UK factory output grew at its fastest pace in nearly four years during the first quarter of 2014 and the trade deficit narrowed, official data showed today.
Today's figures added to signs that the UK economy is rebalancing.
The Office for National Statistics said manufacturing output grew by 1.4% in the first three months of the year, up from 0.6% in the last three months of 2013.
This was the best calendar quarter since the second quarter of 2010, as the sector recovers from a steep slump after the financial crisis, and the strongest growth for any three month period since October 2010.
Britain's trade deficit in goods with the rest of the world also narrowed more than expected, sinking to £8.478 billion, its lowest since December.
Earlier today NIESR, one of Britain's leading economics research think tanks, revised up its expectation of economic growth for 2014 to 2.9% from 2.5%.
Today's figures showed that industrial output dropped 0.1% on the month in March after a 0.8% rise in February, while factory output grew by 0.5%, building on February's 1% rise.

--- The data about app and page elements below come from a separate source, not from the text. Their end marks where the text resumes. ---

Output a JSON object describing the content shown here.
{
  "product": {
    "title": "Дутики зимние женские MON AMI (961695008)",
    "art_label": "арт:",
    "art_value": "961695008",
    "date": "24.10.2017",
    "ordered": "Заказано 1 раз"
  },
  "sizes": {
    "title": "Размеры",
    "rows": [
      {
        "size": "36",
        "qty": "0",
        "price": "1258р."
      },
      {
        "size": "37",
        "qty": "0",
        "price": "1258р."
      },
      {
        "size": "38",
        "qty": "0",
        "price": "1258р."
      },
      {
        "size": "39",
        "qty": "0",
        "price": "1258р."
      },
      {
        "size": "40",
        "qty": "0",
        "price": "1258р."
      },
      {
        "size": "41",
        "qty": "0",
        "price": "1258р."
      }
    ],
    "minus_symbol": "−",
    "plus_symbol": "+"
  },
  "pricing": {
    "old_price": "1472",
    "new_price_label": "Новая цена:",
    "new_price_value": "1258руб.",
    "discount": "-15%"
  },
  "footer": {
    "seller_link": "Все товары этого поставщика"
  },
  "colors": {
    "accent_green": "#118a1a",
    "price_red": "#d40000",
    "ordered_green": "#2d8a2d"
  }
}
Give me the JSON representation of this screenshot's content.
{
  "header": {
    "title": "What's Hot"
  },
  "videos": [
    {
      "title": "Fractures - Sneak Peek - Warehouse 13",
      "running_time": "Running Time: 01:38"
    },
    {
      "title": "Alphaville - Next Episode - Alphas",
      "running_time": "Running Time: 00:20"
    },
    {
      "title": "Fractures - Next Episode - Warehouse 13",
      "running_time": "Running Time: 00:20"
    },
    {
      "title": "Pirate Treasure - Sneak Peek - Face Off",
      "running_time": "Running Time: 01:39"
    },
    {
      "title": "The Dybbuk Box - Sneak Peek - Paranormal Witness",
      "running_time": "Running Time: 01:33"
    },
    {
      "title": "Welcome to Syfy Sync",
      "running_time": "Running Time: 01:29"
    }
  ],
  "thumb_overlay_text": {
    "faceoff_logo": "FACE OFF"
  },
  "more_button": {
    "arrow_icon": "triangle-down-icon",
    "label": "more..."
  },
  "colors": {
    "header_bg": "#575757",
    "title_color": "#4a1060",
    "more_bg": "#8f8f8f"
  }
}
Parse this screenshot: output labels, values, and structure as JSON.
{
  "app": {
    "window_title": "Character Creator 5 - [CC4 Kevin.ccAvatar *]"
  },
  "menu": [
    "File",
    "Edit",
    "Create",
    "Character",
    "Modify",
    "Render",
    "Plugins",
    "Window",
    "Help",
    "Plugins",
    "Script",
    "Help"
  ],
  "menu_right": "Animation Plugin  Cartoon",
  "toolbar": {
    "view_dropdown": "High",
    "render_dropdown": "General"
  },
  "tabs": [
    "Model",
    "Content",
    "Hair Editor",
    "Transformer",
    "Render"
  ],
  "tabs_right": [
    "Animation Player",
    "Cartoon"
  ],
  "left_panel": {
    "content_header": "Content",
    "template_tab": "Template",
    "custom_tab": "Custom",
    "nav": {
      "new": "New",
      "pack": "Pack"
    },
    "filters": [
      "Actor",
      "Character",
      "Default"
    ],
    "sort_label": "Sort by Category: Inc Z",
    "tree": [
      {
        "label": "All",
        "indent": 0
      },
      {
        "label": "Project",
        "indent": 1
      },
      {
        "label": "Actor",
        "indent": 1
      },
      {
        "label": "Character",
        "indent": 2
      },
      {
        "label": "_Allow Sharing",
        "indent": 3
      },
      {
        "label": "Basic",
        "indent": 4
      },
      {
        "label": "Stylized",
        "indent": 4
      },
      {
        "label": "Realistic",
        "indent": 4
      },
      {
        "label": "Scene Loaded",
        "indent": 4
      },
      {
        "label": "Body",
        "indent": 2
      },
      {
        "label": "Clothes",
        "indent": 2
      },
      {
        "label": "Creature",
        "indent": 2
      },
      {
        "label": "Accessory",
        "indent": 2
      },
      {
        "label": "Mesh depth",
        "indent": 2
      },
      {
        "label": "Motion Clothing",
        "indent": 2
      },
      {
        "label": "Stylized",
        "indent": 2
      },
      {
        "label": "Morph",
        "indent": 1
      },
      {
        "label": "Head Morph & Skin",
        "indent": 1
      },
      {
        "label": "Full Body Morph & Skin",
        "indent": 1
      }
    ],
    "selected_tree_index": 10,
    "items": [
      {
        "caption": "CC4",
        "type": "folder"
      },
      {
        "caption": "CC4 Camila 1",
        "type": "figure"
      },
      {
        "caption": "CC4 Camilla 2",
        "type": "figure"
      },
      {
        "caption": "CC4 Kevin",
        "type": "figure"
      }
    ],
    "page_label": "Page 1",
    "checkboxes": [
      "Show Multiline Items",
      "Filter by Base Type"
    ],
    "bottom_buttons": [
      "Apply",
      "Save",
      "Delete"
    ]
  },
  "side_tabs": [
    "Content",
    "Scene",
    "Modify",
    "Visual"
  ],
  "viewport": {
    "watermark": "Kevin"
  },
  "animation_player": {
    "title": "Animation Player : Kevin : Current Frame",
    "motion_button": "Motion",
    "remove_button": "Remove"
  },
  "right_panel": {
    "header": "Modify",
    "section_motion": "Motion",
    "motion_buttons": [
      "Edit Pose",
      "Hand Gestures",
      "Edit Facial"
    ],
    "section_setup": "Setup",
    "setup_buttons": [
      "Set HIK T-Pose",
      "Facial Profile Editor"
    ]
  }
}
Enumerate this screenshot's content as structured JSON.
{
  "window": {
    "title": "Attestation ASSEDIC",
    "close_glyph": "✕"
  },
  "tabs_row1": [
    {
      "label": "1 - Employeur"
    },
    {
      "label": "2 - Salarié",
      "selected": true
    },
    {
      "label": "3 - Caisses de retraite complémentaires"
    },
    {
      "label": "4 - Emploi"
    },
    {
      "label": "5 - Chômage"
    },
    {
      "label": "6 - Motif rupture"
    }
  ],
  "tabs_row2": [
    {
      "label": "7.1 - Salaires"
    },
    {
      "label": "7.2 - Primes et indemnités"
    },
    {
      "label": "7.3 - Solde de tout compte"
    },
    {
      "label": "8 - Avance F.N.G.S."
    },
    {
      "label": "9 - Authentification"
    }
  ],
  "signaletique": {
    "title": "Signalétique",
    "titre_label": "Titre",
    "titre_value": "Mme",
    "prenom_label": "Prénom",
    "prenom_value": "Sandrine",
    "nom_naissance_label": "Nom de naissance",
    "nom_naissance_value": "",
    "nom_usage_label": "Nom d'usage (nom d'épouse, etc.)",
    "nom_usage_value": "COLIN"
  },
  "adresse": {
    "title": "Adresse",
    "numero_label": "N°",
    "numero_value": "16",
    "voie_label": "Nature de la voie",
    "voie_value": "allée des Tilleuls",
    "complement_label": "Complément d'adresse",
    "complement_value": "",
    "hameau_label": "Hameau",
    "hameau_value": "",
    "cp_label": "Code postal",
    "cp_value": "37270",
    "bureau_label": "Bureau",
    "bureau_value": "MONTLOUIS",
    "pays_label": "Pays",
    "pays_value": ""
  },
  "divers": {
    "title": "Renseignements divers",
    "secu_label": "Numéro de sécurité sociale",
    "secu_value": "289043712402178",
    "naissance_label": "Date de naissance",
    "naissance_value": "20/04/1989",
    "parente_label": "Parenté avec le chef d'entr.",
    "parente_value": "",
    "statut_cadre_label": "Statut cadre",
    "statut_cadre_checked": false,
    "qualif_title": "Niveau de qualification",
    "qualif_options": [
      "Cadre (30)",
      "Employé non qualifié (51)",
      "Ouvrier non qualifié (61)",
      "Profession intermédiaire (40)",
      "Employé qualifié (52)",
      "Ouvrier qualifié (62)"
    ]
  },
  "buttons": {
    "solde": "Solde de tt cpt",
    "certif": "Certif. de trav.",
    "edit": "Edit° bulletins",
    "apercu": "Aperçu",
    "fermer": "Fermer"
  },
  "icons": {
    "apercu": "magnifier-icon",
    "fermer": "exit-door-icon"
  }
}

Markets currently expect the Bank of England to raise interest rates from their record low 0.5% in the first three months of next year.
The bank has said it wants to see spare capacity mostly used up before it raises interest rates, and to see the recovery led less by household demand and more by stronger exports and business investment.
Despite the recent pick up, manufacturing has lagged behind other sectors of the UK economy since the financial crisis, and is still 7.6% below its level in the first quarter of 2008, when overall economic output peaked.
The growth in factory output in the first quarter of 2014 was faster than the 1.3% pencilled into an initial estimate of gross domestic product released last month, but a steep fall in electricity and gas supply dragged down the broader industrial output measure.
Industrial output overall expanded by 0.7% in the first three months of 2014, up from 0.5% in the last three months of 2013 but slower than the 0.8% estimate in last month's GDP data.
Britain's economy overall expanded by 0.8% in the first quarter, and the ONS said that this estimate was not materially affected by today's new data on industrial output and construction output.
Construction grew by 0.6% in the first quarter of 2014, twice as fast as assumed in the GDP estimate, and in March was 6.4% higher on a year earlier - its strongest annual rise in six months and one driven by private housing.
But like manufacturing, construction is recovering from a low base and output is still more than 12% below its pre-crisis peak. By contrast, overall GDP is forecast to return to pre-crisis levels in the current quarter.
Last year the government launched Help to Buy, a scheme aimed at boosting demand for newly-built homes that has since been expanded to widen access to high loan-to-value mortgages.
UK house prices have risen by around 10% over the past year and are close to their peak before the financial crisis, fuelling concern that supply is not keeping up with demand and that parts of Britain are at risk of a property price bubble.